Clearly, the artists had found a vast canvas in Pakistan Chowk. “They were travelling artists who went around town to paint different walls; Pakistan Chowk held their interest the longest. This created a wave and along with these travelling artists, some local residents with a flair for art joined in and together, they transformed the Chowk into a mosaic of their respective artwork,” adds Mazhar.

While the Chowk’s future seems promising, community centres come with their own set of challenges and setbacks, especially when the initiative is a brainchild of a few culture loving citizens. Speaking of those challenges, Mazhar touches on the topic of being an outsider in the area and how becoming a part of the local community has not been that easy. “Their daily problems are different, their life is different and one of the challenges has been to fit into the rhythm of Pakistan Chowk.” Another issue is the fact that Pakistan Chowk is located at the heart of Karachi’s bustling commercial centre (Saddar) and it is therefore difficult to attract people to PCCC from other parts of the city.


The success of PCCC is a hopeful sign that Pakistanis are becoming comfortable with the idea of culturally-rich urban squares and open spaces and centres such as T2F and TDF Ghar are also doing their bit in reviving Pakistan’s cultural and artistic spirit, despite the fact that attendance to their events is limited.


The lack of state funding is another concern and as Mazhar points out, “every community centre or non-profit faces this challenge. Thankfully, the expenses are not that much and whatever funding is required comes from the seasonal heritage walks I conduct which are academic-based.”

Despite the challenges, Mazhar has high hopes from the project. “The centre is only two-years old but people have started to recognise us. They know who we are and what we are doing and that is encouraging.”

The success of PCCC is a hopeful sign that Pakistanis are becoming comfortable with the idea of culturally-rich urban squares and open spaces and centres such as T2F and TDF Ghar are also doing their bit in reviving Pakistan’s cultural and artistic spirit, despite the fact that attendance to their events is limited. Some of the most common challenges faced by these centres are geographical constraints (hello, that side of the bridge issue!) and funding. Furthermore, the unintentional segregation that overshadows attendance in these centres is a challenge that both the people behind these hubs and the communities need to resolve.

Meanwhile, the next time you want to take a break from your usual chai hangout or just a breather from the nine-to-six grind, check out the PCCC’s website.
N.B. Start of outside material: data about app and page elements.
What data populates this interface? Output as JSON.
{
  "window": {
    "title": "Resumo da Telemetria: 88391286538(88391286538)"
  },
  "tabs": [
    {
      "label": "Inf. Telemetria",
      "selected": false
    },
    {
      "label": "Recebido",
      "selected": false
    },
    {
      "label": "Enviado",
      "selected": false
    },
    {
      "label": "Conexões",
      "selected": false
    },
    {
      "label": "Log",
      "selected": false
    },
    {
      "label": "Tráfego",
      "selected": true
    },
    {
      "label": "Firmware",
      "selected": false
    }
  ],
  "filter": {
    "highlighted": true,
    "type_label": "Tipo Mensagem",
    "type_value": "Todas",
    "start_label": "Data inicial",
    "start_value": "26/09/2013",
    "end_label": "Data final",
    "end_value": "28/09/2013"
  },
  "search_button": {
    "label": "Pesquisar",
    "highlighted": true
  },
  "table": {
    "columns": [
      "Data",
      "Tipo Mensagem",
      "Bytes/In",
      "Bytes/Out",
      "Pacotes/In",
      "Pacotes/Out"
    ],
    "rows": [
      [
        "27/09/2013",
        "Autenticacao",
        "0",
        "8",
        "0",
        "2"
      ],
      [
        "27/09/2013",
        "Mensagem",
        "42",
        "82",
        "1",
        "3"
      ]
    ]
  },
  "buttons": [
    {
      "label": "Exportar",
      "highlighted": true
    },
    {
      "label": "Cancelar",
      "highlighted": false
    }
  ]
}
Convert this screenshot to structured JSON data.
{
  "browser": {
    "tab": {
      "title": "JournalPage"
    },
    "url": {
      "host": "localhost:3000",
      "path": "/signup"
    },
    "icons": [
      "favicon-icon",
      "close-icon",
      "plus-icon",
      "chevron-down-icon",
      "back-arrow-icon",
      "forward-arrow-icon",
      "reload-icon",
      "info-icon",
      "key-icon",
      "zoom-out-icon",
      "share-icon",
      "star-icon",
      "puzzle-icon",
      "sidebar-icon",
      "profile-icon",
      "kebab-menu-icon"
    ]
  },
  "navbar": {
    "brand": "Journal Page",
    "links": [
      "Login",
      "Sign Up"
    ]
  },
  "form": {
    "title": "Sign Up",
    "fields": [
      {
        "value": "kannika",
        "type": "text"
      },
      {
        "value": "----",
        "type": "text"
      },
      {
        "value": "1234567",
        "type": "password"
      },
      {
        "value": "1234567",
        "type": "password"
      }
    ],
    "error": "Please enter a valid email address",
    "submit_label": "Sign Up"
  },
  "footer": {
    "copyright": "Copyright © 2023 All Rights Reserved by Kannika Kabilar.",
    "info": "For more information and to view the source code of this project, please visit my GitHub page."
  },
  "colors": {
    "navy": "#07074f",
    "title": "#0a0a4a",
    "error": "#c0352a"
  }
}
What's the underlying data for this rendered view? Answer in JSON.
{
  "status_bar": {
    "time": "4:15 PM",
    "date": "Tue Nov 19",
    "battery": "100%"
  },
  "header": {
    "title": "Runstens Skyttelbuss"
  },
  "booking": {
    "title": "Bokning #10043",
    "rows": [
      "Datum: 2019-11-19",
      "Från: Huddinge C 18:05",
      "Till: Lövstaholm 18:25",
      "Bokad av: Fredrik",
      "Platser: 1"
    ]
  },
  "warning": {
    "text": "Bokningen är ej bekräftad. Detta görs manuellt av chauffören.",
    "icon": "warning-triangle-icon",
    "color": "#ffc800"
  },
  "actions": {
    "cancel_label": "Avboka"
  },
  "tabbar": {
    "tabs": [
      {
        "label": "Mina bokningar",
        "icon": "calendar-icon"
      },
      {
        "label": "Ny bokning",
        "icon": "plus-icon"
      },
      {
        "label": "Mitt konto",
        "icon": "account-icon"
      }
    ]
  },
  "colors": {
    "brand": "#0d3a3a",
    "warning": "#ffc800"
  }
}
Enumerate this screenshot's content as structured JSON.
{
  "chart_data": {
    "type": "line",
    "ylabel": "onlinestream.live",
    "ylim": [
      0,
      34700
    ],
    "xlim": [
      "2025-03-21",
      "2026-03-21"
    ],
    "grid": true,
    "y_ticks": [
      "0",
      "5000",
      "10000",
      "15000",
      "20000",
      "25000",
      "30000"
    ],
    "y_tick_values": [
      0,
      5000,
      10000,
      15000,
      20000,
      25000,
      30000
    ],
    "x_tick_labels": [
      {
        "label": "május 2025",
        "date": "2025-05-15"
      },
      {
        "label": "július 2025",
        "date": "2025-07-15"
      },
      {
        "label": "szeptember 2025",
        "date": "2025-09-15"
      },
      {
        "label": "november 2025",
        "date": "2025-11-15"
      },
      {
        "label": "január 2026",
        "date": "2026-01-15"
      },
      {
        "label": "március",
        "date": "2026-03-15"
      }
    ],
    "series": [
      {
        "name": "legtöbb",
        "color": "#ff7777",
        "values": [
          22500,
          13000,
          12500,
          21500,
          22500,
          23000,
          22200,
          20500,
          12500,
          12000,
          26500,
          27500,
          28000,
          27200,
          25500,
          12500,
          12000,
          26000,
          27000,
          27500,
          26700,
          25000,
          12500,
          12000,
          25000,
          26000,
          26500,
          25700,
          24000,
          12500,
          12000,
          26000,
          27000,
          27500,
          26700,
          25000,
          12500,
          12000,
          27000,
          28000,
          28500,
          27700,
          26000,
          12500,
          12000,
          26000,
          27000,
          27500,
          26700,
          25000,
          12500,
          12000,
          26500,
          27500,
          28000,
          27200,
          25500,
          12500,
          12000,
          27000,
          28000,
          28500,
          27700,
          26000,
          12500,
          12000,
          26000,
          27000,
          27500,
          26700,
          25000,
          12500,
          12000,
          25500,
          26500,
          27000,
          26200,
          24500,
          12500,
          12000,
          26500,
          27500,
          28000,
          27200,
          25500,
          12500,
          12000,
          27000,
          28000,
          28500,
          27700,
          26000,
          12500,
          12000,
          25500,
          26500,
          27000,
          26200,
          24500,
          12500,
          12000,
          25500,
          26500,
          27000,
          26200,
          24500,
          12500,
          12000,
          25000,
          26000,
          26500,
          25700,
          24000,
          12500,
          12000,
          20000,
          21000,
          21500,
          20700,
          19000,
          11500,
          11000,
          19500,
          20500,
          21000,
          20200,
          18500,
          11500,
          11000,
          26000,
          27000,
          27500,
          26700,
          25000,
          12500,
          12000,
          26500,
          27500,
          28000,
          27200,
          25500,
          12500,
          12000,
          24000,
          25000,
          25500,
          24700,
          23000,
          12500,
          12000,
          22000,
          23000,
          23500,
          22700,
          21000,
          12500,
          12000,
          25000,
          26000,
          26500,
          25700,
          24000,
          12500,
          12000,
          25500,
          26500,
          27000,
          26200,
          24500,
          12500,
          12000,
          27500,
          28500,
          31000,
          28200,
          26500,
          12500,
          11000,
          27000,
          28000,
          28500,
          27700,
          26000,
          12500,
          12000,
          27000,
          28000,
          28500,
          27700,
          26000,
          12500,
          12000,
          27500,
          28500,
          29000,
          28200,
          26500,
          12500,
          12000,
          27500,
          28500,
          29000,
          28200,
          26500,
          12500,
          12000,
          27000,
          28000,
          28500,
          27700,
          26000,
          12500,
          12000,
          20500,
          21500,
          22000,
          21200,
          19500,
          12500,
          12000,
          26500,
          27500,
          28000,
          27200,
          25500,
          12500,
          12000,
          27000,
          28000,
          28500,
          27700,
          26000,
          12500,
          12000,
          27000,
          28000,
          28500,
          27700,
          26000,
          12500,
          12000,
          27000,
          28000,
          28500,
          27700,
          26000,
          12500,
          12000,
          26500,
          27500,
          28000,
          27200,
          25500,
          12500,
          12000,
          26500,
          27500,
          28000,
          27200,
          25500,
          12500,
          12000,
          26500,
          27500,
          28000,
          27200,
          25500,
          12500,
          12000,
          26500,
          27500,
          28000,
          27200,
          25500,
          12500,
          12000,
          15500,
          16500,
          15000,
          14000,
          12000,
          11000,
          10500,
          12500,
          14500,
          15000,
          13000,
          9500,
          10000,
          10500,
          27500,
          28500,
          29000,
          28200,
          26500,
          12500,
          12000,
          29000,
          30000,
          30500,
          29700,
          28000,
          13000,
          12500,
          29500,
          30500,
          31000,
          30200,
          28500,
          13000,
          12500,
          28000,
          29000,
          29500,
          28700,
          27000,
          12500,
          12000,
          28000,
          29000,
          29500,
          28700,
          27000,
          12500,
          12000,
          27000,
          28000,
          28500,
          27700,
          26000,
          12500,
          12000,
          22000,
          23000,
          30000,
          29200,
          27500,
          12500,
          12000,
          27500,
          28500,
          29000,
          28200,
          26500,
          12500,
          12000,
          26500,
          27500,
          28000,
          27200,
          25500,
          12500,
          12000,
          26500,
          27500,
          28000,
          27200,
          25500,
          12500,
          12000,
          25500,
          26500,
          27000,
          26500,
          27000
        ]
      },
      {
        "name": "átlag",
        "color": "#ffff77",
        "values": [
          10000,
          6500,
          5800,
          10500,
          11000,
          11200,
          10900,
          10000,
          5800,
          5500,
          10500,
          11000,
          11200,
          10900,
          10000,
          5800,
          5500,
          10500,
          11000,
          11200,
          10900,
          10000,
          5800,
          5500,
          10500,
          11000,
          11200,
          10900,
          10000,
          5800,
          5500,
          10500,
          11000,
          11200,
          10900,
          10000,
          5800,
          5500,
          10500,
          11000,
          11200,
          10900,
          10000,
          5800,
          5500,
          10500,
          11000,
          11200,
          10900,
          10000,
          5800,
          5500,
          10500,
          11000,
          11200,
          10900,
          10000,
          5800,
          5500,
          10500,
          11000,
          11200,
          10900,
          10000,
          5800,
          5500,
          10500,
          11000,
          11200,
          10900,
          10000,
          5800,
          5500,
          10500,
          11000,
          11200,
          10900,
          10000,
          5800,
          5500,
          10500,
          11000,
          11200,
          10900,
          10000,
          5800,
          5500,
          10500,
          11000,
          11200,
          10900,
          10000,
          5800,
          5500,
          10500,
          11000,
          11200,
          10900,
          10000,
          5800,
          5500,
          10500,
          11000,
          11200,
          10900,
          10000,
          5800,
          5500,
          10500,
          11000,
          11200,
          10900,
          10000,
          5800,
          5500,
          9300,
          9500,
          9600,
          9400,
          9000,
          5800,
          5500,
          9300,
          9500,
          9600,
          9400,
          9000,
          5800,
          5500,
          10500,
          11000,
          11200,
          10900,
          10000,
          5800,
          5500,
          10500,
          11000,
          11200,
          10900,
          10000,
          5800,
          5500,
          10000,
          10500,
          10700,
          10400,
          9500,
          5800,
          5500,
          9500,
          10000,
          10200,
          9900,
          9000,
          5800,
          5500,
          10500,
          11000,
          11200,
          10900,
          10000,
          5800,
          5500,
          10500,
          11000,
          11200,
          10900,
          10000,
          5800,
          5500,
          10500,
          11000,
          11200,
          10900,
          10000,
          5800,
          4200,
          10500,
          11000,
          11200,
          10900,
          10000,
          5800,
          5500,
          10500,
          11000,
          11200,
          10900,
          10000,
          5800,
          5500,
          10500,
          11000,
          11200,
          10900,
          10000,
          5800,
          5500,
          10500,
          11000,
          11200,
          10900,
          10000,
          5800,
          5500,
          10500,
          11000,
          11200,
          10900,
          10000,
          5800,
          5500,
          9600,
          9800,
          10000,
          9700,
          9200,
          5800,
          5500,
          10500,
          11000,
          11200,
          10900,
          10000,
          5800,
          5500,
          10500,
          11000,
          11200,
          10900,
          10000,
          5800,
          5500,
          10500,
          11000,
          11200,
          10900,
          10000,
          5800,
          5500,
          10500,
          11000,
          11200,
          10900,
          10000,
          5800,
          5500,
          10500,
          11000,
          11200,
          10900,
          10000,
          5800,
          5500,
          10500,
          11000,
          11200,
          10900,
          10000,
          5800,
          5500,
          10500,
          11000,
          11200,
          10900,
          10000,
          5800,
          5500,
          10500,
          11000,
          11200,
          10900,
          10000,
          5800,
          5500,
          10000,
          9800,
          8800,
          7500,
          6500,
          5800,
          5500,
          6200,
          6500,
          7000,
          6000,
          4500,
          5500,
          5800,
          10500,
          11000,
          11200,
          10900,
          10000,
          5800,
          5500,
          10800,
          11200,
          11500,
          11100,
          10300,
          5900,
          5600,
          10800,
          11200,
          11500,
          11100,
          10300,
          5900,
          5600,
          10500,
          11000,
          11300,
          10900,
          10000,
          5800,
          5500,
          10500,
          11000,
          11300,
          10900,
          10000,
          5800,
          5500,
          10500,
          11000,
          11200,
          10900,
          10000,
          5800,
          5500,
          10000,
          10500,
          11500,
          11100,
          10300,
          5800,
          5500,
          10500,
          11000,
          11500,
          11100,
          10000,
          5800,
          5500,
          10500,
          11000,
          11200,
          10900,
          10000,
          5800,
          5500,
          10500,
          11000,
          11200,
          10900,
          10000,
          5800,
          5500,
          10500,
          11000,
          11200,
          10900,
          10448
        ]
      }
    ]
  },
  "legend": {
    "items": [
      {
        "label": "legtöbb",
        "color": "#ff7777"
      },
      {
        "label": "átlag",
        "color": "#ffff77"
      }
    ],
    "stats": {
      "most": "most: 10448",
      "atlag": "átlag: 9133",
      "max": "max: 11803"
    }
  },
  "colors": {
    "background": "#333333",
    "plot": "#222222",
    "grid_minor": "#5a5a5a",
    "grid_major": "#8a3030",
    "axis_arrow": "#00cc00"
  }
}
They just might be offering something for your soul!

Taniya Hasan is a freelance writer.